Netherlands carried that momentum into round one where they beat Papua New Guinea by five wickets in a rain-affected match reduced to 24 overs in Rotterdam. Peter Borren then clubbed an unbeaten 105 in an 85-run win two days later at the VRA Ground in Amstelveen.

Even though Netherlands beat Scotland in the recent four-day game as well as in the World T20 Qualifier by 32 runs in Edinburgh, Borren isn't taking the challenge lightly.

"Obviously they're a really very good side and a dangerous one-day cricket team and we know that," Borren said. "They bat all the way down and have got a lot of dangerous players. They've also got a good bowling attack. I think we've got a lot of respect for the Scottish team. We've seen them play some really good aggressive, attacking cricket under Preston since he became skipper and we respect that.

"At the same time, we're also pretty similar actually. We're also going to be playing that brand of cricket. It's going to take one or two guys to step up and play special innings and a lot of discipline in the field for us to win. We're probably going to get a pretty good wicket at VRA and it'll be pretty entertaining cricket. It's two teams that like to play pretty aggressively. I'm sure it'll be a great series."

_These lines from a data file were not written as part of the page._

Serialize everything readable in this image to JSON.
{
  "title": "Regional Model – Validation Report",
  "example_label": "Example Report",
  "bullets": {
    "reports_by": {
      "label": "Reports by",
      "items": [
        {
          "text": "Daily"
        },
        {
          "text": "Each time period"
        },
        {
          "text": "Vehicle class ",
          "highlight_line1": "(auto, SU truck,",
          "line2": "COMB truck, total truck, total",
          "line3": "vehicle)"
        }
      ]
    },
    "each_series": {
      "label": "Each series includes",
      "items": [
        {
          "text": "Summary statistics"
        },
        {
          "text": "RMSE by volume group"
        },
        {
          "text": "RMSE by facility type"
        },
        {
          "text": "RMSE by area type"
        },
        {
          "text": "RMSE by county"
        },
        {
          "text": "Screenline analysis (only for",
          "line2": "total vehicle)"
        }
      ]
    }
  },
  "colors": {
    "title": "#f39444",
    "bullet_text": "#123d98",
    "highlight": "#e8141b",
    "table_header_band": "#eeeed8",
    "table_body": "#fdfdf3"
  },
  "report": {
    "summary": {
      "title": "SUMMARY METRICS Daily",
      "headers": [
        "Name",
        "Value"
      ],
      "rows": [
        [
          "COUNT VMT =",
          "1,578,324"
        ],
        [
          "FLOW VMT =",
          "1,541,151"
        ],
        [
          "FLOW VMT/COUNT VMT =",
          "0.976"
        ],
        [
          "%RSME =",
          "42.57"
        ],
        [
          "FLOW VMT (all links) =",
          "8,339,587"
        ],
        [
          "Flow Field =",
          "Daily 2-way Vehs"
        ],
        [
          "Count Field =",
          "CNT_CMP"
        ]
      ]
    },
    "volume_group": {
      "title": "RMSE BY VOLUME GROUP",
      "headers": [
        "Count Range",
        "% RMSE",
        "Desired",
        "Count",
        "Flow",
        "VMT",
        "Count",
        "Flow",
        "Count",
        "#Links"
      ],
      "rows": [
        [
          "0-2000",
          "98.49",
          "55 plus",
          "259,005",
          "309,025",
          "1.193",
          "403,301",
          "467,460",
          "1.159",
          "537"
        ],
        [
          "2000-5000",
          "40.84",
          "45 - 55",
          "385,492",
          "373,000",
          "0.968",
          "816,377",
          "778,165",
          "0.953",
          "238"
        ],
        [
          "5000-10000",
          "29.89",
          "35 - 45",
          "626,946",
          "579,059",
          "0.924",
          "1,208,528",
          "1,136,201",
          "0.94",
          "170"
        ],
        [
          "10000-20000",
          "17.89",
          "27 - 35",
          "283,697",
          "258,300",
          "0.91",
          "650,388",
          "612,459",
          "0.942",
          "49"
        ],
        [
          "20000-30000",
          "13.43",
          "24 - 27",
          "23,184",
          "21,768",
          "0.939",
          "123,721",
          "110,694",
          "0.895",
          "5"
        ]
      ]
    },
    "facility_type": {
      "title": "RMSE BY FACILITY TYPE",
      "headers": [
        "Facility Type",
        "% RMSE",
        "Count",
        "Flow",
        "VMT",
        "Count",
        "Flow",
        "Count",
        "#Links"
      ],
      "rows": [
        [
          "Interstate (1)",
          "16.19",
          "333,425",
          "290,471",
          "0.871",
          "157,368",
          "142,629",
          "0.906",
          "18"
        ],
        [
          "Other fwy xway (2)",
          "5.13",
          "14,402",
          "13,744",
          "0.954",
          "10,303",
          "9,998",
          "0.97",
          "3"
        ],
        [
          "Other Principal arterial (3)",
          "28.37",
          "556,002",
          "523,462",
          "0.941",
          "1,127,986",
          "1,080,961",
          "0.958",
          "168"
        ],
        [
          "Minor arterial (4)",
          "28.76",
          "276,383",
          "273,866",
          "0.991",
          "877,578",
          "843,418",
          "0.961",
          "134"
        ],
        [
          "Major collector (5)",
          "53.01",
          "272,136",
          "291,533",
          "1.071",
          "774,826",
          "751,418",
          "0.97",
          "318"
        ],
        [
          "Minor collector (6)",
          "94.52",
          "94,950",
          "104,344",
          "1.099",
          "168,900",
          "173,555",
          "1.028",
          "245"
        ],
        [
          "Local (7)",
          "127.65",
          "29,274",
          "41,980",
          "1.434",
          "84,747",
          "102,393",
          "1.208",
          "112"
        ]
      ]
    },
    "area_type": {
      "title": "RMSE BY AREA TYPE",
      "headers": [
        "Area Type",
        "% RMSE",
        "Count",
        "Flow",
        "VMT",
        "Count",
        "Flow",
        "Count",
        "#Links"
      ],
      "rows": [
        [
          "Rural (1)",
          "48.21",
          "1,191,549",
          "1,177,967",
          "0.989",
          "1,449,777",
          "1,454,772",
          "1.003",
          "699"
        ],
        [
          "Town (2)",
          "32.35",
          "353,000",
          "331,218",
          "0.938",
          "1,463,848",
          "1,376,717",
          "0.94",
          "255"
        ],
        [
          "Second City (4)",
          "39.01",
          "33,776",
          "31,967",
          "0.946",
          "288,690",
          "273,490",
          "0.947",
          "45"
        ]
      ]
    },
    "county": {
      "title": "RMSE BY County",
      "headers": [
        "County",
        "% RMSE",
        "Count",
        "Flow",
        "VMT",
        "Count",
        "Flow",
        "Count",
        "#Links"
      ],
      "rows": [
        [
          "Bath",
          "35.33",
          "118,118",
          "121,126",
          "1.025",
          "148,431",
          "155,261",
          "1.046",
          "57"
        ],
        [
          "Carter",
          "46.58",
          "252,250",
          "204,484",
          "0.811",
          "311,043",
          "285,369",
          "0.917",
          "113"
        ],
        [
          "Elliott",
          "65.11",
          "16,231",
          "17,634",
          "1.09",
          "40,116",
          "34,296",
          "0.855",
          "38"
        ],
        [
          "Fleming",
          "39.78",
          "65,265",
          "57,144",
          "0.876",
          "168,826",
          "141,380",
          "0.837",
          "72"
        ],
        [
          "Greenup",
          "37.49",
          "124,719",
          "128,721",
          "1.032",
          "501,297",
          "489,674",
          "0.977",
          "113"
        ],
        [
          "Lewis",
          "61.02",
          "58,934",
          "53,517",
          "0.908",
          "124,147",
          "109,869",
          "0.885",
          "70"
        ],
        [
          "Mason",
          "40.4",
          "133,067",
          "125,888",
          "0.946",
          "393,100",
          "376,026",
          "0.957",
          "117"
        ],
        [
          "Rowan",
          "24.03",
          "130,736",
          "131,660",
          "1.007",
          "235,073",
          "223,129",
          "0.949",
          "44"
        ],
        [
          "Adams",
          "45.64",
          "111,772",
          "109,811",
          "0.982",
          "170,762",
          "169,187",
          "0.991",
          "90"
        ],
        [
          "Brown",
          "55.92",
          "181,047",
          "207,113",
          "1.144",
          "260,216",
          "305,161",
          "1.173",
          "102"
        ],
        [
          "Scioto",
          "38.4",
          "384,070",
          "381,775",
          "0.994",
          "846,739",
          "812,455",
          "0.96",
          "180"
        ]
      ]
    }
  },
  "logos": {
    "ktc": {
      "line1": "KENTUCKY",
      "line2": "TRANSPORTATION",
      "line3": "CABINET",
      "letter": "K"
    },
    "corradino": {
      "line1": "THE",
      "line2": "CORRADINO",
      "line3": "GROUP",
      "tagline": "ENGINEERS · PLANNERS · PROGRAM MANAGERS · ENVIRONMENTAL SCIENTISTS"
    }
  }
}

Scotland's 50-over results in 2015 are tempered by a winless campaign at the World Cup. They beat Afghanistan by 150 runs in an ODI prior to the World Cup, then came agonizingly close to beating them in New Zealand before going down by one wicket. A Kyle Coetzer century against Bangladesh was scored in vain in a six-wicket defeat.

However, the experience gained against Full Members appeared to set them up for a successful season against Associate competition. Following their World T20 Qualifier joint-title with the Dutch, they claimed both 50-over matches against Nepal in round one of the WCL Championship, including a nine-wicket thumping in the second match.

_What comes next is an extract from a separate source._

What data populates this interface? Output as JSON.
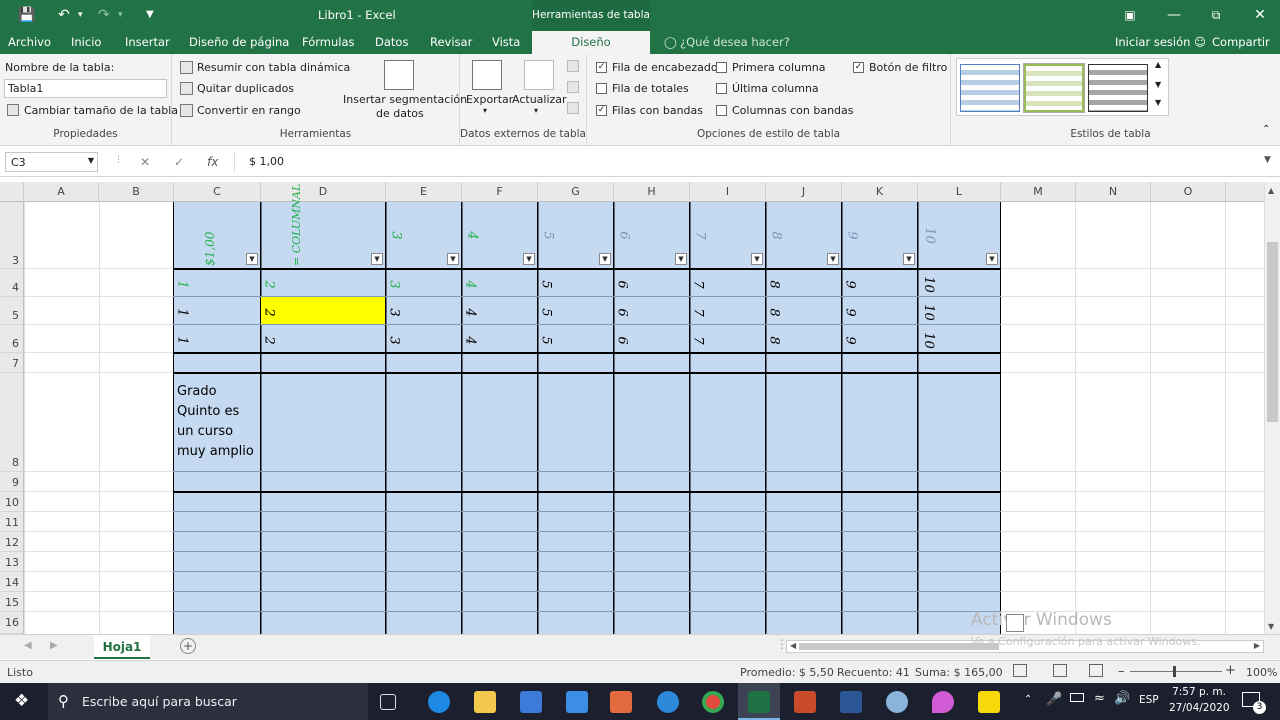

Despite the loss last week to Netherlands in the four-day game, Mommsen is still feeling positive about his team's chances of securing maximum points in the upcoming 50-over matches due to their consistent white-ball form through June and July.

"The Dutch take with them a bit of momentum into these one-dayers but we've got to nullify that as quickly as possible at the start of that series," Mommsen said. "We know the type of cricket they play and they'll come pretty hard at us with the white ball so we have to plan accordingly."

At the conclusion of the four-day match, Matt Machan and Rob Taylor have returned to county cricket while Calum MacLeod, George Munsey and left-arm spinner Mark Watt have come into the squad. MacLeod had a rough World Cup, scoring 48 runs in six matches and did not play against Nepal. But he has started to regain a bit of form at Durham, where he scored a century in the Second XI 50-over Trophy.

"Obviously having Calum back is a good thing for the squad," Mommsen said. "He's one of the more experienced players in the squad. He's going well at the moment for Durham so hopefully he can bring some freshness and a bit of confidence into the team and he'll be crucial for us at the top of the order with the white ball trying to get us off to an explosive start."

The four-day match was played under bright sunshine for all of last week at Voorburg Cricket Club. Rain is forecast throughout the next four days at Amstelveen, located about an hour to the northeast, meaning it is highly likely one or both matches could head into the reserve days scheduled.

MacLeod and Munsey are likely to come in for Scotland and Gavin Main could take the spot of Taylor after excelling on debut against Nepal. Meanwhile, Watt and Michael Leask are also strong chances of entering as a spin option in place of Con de Lange, who took match figures of 2 for 50 while also bagging a pair in the four-day match.

For Netherlands, Mudassar Bukhari is a mainstay of their limited-overs teams and is likely to return in place of Quirijn Gunning.

Netherlands (probable): Rahil Ahmed, Stephan Myburgh, Ben Cooper, Peter Borren (capt), Wesley Barresi (wk), Roelof van der Merwe, Pieter Seelaar, Michael Rippon, Mudassar Bukhari, Paul van Meekeren, Vivian Kingma

Scotland (probable): Kyle Coetzer, Calum MacLeod, Matthew Cross (wk), Preston Mommsen (capt), George Munsey, Richie Berrington, Josh Davey, Michael Leask, Safyaan Sharif, Alasdair Evans, Gavin Main